Military history

Jets at Sea: Naval Aviation in Transition 1945-1955

Jets at Sea: Naval Aviation in Transition 1945-1955

As World War Two drew to a close, jet-powered aircraft were beginning to be introduced into service. To take advantage of this major development it was necessary for all the world’s air powers to rethink combat tactics and develop the means of handling these faster and generally larger aircraft in the air, on land and especially at sea. As this modern breed approached and finally broke the sound barrier, so did landing and takeoff speeds. The decade after the war saw rapid developments in the design of both naval aircraft and their seaborne bases – the aircraft carrier.
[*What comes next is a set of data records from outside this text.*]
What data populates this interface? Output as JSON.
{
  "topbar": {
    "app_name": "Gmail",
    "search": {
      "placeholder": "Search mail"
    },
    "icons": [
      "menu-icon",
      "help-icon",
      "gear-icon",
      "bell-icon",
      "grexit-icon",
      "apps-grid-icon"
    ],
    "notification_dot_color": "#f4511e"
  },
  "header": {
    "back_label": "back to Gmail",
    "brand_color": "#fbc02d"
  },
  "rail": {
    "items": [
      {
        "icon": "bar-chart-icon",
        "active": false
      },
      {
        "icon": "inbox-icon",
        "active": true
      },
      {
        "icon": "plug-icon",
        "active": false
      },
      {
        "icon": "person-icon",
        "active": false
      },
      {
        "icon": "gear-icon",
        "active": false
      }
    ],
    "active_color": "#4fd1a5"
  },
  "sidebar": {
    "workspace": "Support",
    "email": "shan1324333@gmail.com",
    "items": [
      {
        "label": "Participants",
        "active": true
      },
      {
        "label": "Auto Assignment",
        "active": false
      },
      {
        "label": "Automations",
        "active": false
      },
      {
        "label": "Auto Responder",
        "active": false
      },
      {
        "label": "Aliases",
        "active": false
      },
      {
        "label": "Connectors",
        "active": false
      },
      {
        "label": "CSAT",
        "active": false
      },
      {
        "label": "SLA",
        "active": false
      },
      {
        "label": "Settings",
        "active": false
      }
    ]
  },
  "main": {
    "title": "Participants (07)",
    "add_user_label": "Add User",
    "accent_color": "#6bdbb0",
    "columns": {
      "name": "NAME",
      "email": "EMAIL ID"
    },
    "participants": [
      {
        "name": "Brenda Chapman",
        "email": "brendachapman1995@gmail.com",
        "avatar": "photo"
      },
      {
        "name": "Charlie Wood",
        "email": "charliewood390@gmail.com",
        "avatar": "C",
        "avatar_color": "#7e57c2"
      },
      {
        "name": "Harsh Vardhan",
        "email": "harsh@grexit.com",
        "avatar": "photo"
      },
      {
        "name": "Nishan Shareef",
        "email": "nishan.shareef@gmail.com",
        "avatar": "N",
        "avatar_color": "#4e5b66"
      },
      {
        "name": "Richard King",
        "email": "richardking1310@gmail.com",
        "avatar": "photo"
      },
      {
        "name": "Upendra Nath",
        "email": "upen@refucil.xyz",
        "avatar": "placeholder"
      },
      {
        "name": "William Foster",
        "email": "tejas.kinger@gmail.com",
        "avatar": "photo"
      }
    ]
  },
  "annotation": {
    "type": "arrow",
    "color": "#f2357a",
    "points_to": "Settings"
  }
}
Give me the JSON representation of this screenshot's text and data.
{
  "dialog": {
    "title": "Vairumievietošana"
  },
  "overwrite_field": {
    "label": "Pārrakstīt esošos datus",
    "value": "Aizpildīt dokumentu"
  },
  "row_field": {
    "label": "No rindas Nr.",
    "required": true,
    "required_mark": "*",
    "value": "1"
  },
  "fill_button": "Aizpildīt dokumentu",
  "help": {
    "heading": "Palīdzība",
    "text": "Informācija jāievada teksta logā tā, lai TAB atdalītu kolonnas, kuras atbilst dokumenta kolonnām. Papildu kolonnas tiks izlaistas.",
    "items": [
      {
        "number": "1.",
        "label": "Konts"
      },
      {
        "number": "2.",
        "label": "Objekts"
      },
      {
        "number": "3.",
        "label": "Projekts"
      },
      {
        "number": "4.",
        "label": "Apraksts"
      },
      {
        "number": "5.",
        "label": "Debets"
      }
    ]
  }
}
The first jet to land aboard a carrier was a modified de Havilland Vampire in 1945 on H.M.S. Ocean. Progress was rapid and the application of British inventions such as the angled flight-deck, steam catapult and mirror landing sight soon became adopted by the major navies of the world. Naval aircraft too became more sophisticated by the addition of high-lift flap systems and strengthened undercarriages to allow them to operate more safely at sea.

GLOSSARY

INTRODUCTION: A BRIEF HISTORY OF NAVAL AVIATION TO 1945

Chapter 1. PROPELLER SWANSONG - ROYAL NAVY

Chapter 2. PROPELLER SWANSONG - US NAVY

Chapter 3. CARRIER FLEETS - 1945 TO 1950

Chapter 4. THE COMING OF THE JETS

Chapter 5. ADAPTING THE CARRIERS - 1950 TO 1955

Chapter 6. SWEPT WINGS AND SUPERSONICS

Chapter 7. ATTACK, REPEAT, ATTACK

Appendix I. ASW AND AEW

Appendix II. FRENCH NAVAL AVIATION

Appendix III. AIRCRAFT SPECIFICATIONS - 1945 TO 1955

Appendix IV. BRITISH AND AMERICAN AIRCRAFT CARRIERS - 1945 TO 1955